The private debt crisis arises from a complicated mechanism tied into our banking system. Historically, private debt begins to swell when the economy is deemed to be in a state of irrational exuberance. Some consumers, such as the Japanese, have actually continued the deleveraging process despite low unemployment rates. This is quite indicative of the fact that cultural views on fiscal responsibility contribute heavily to the nature of household debt. The Japanese are historically a very fiscally-responsible society. At the end of the day no one is forcing consumers to take on loans, thus the values embedded in our collective psyche determine how we respond to superficial signs of economic recovery. Ideally the deleveraging process would continue unabated following a recession. Consumers would deleverage and bubbles would deflate, thus allowing prices to return to healthy levels. In the case of Japan, the government has stepped in as a massive institutional buyer and virtually negated any attempts on behalf of the populace to deflate prices.

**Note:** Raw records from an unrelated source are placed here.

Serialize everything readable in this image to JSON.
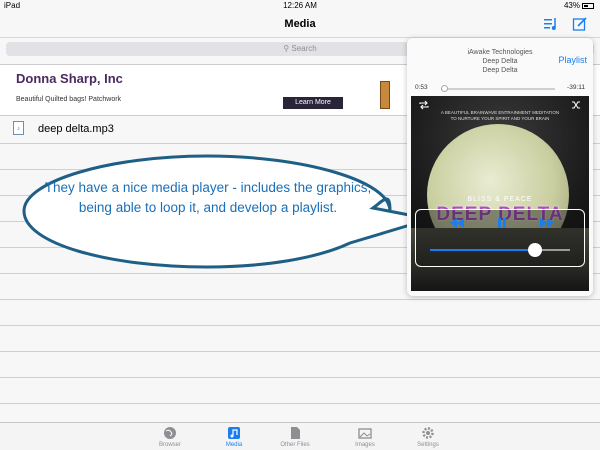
{
  "status_bar": {
    "carrier": "iPad",
    "time": "12:26 AM",
    "battery": "43%"
  },
  "nav": {
    "title": "Media"
  },
  "search": {
    "placeholder": "Search"
  },
  "ad": {
    "name": "Donna Sharp, Inc",
    "tagline": "Beautiful Quilted bags! Patchwork",
    "button": "Learn More"
  },
  "files": [
    {
      "name": "deep delta.mp3",
      "icon": "mp3-file-icon"
    }
  ],
  "callout": {
    "text": "They have a nice media player - includes the graphics, being able to loop it, and develop a playlist."
  },
  "player": {
    "artist": "iAwake Technologies",
    "album": "Deep Delta",
    "track": "Deep Delta",
    "playlist_label": "Playlist",
    "elapsed": "0:53",
    "remaining": "-39:11",
    "progress_fraction": 0.03,
    "volume_fraction": 0.75,
    "art": {
      "top_text_1": "A BEAUTIFUL BRAINWAVE ENTRAINMENT MEDITATION",
      "top_text_2": "TO NURTURE YOUR SPIRIT AND YOUR BRAIN",
      "subtitle": "BLISS & PEACE",
      "title": "DEEP DELTA"
    }
  },
  "tabs": [
    {
      "label": "Browser",
      "icon": "globe-icon",
      "active": false
    },
    {
      "label": "Media",
      "icon": "music-note-icon",
      "active": true
    },
    {
      "label": "Other Files",
      "icon": "document-icon",
      "active": false
    },
    {
      "label": "Images",
      "icon": "photo-icon",
      "active": false
    },
    {
      "label": "Settings",
      "icon": "gear-icon",
      "active": false
    }
  ],
  "colors": {
    "accent": "#1a7ef0",
    "callout": "#1a6fb8",
    "brand_purple": "#4a2a60"
  }
}
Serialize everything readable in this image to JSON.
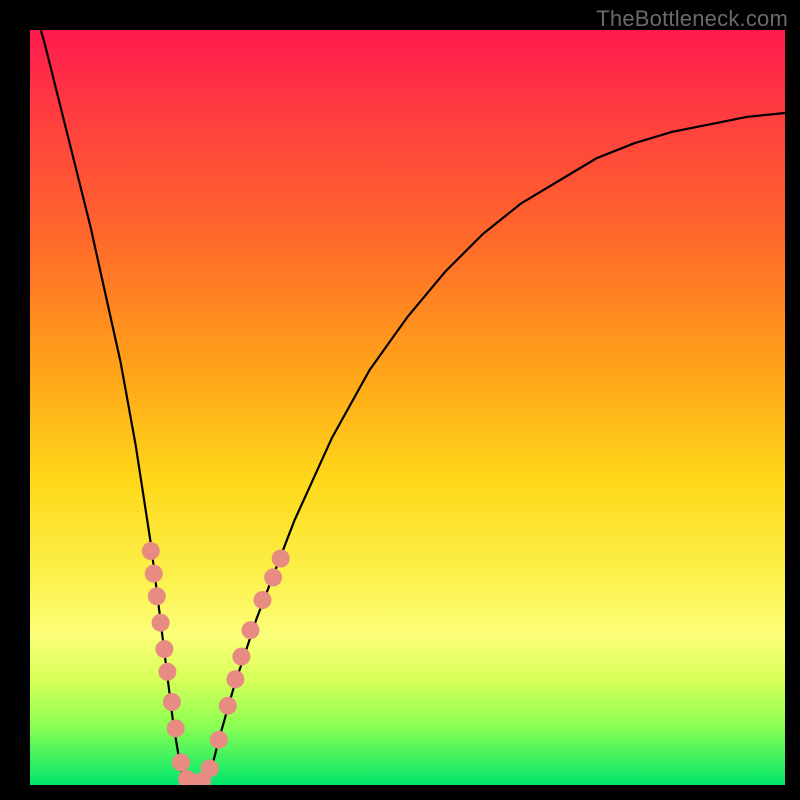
{
  "watermark": "TheBottleneck.com",
  "chart_data": {
    "type": "line",
    "title": "",
    "xlabel": "",
    "ylabel": "",
    "xlim": [
      0,
      100
    ],
    "ylim": [
      0,
      100
    ],
    "series": [
      {
        "name": "bottleneck-curve",
        "x": [
          0,
          2,
          4,
          6,
          8,
          10,
          12,
          14,
          16,
          17,
          18,
          19,
          20,
          21,
          22,
          23,
          24,
          25,
          27,
          30,
          35,
          40,
          45,
          50,
          55,
          60,
          65,
          70,
          75,
          80,
          85,
          90,
          95,
          100
        ],
        "y": [
          105,
          98,
          90,
          82,
          74,
          65,
          56,
          45,
          32,
          24,
          16,
          8,
          2,
          0,
          0,
          0,
          2,
          6,
          13,
          22,
          35,
          46,
          55,
          62,
          68,
          73,
          77,
          80,
          83,
          85,
          86.5,
          87.5,
          88.5,
          89
        ]
      }
    ],
    "markers": {
      "name": "highlighted-points",
      "color": "#e78b83",
      "points": [
        {
          "x": 16.0,
          "y": 31.0
        },
        {
          "x": 16.4,
          "y": 28.0
        },
        {
          "x": 16.8,
          "y": 25.0
        },
        {
          "x": 17.3,
          "y": 21.5
        },
        {
          "x": 17.8,
          "y": 18.0
        },
        {
          "x": 18.2,
          "y": 15.0
        },
        {
          "x": 18.8,
          "y": 11.0
        },
        {
          "x": 19.3,
          "y": 7.5
        },
        {
          "x": 20.0,
          "y": 3.0
        },
        {
          "x": 20.8,
          "y": 0.8
        },
        {
          "x": 21.8,
          "y": 0.3
        },
        {
          "x": 22.8,
          "y": 0.5
        },
        {
          "x": 23.8,
          "y": 2.2
        },
        {
          "x": 25.0,
          "y": 6.0
        },
        {
          "x": 26.2,
          "y": 10.5
        },
        {
          "x": 27.2,
          "y": 14.0
        },
        {
          "x": 28.0,
          "y": 17.0
        },
        {
          "x": 29.2,
          "y": 20.5
        },
        {
          "x": 30.8,
          "y": 24.5
        },
        {
          "x": 32.2,
          "y": 27.5
        },
        {
          "x": 33.2,
          "y": 30.0
        }
      ]
    },
    "gradient_stops": [
      {
        "pos": 0.0,
        "color": "#ff1a4d"
      },
      {
        "pos": 0.12,
        "color": "#ff3f3f"
      },
      {
        "pos": 0.28,
        "color": "#ff6a2a"
      },
      {
        "pos": 0.45,
        "color": "#ffa319"
      },
      {
        "pos": 0.6,
        "color": "#ffd91a"
      },
      {
        "pos": 0.72,
        "color": "#fbf04a"
      },
      {
        "pos": 0.8,
        "color": "#fdff7a"
      },
      {
        "pos": 0.86,
        "color": "#d8ff5a"
      },
      {
        "pos": 0.92,
        "color": "#8eff52"
      },
      {
        "pos": 1.0,
        "color": "#00e56b"
      }
    ]
  }
}
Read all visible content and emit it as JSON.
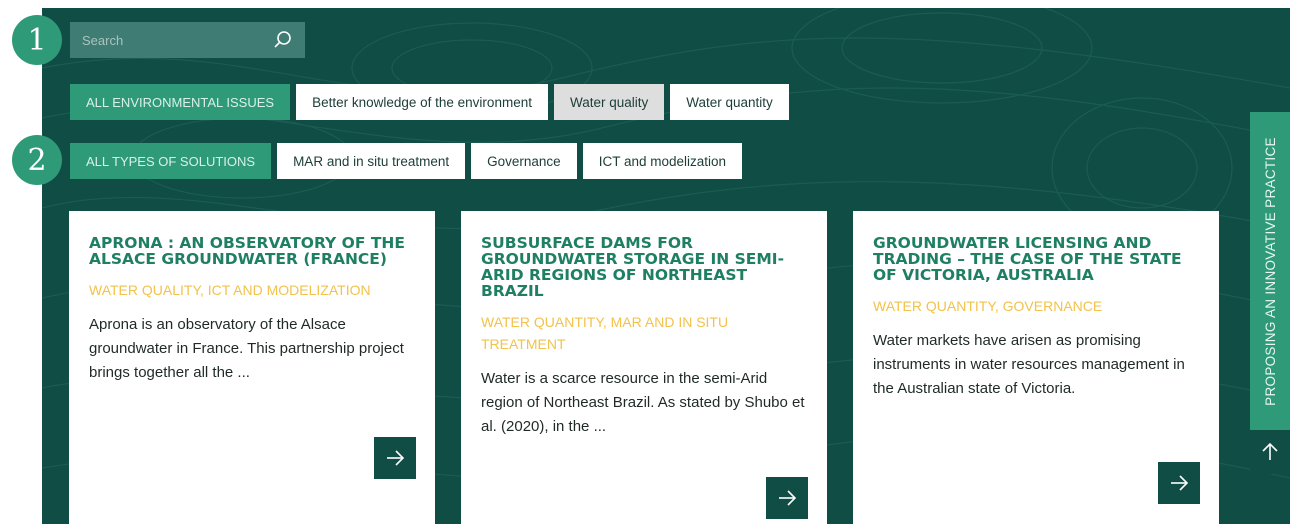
{
  "markers": [
    "1",
    "2"
  ],
  "search": {
    "placeholder": "Search",
    "icon": "search-icon"
  },
  "issue_filters": [
    {
      "label": "ALL ENVIRONMENTAL ISSUES",
      "state": "active"
    },
    {
      "label": "Better knowledge of the environment",
      "state": "default"
    },
    {
      "label": "Water quality",
      "state": "selected"
    },
    {
      "label": "Water quantity",
      "state": "default"
    }
  ],
  "solution_filters": [
    {
      "label": "ALL TYPES OF SOLUTIONS",
      "state": "active"
    },
    {
      "label": "MAR and in situ treatment",
      "state": "default"
    },
    {
      "label": "Governance",
      "state": "default"
    },
    {
      "label": "ICT and modelization",
      "state": "default"
    }
  ],
  "cards": [
    {
      "title": "APRONA : AN OBSERVATORY OF THE ALSACE GROUNDWATER (FRANCE)",
      "tags": "WATER QUALITY, ICT AND MODELIZATION",
      "text": "Aprona is an observatory of the Alsace groundwater in France. This partnership project brings together all the ..."
    },
    {
      "title": "SUBSURFACE DAMS FOR GROUNDWATER STORAGE IN SEMI-ARID REGIONS OF NORTHEAST BRAZIL",
      "tags": "WATER QUANTITY, MAR AND IN SITU TREATMENT",
      "text": "Water is a scarce resource in the semi-Arid region of Northeast Brazil. As stated by Shubo et al. (2020), in the ..."
    },
    {
      "title": "GROUNDWATER LICENSING AND TRADING – THE CASE OF THE STATE OF VICTORIA, AUSTRALIA",
      "tags": "WATER QUANTITY, GOVERNANCE",
      "text": "Water markets have arisen as promising instruments in water resources management in the Australian state of Victoria."
    }
  ],
  "side_tab": {
    "label": "PROPOSING AN INNOVATIVE PRACTICE"
  },
  "colors": {
    "panel_bg": "#0f4d45",
    "accent_green": "#2e9a78",
    "title_green": "#1f7f63",
    "tag_yellow": "#f2c24b"
  }
}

Setting aside the fiscal morals of consumers, there are several schools of thought on how to dismantle the mechanisms that lead to private debt accumulation; however, if we examine the issue from it’s core, I think we can arrive at the conclusion that central banking and misalignment of government-dictated incentives are the direct culprit of this issue. This is not simply my conclusion, but the conclusion of the entire Austrian School of Economics, first developed by Friedrich Hayek and expanded upon by Ludwig von Mises, Murray Rothbard, and academics at current institutions such as CATO and Mises. The issue of loose bank credit can be, for the sake of simplicity, boiled down to two culprits: central bank interest rates and the FDIC mandate.
Central banks have formally orchestrated the funnel of credit to the economy for nearly 400 years, beginning with the Bank of Amsterdam, established in 1609. For centuries central banks have acted as the metaphorical “maestros” of the economy, setting one interest rate that dictates the flow of credit. However, Austrian economists understood that one, centrally-planned interest rate cannot efficiently price the risk of lending to all borrowers. Undeniably the interest rate is an incredibly complex mechanism that needs to be personalized for each borrower, based on his or her financial standing. Doing away with centrally-led interest rates would certainly make the financial system more accountable for setting interest rates properly in a way that properly prices risk for each borrower.
Taking into account the existence of centrally-planned interest rates, we can see other culprits that have loosened the grip on financial accountability. Many economists are well-aware of the moral hazard posed by the FDIC mandate, in particular John Allison, former CEO of CATO Institute who did extensive research on the moral hazard posed by FDIC insurance. The FDIC mandate says that each bank account shall be insured by the government for up to $250,000. The moral hazard this creates should be clear and visible to any rational person. It wipes away almost all accountability by financial institutions to engage in safe lending practices that insure each customer’s savings will be protected in the face of financial lending practices. Without this mandate, financial institutions would actually be scrutinized by prospective depositors and this would be an extremely positive risk management mechanism for the financial system.
The act of separating commercial and investment banking in accordance with Glass-Steagall does not, by nature, decrease this risk in the financial system. Many politicians are in favor of implementing Glass-Steagall while breaking up the banks. Only when financial institutions are fully accountable for their own risks will private debt bubbles be solved and return to normal levels in accordance with true capitalism.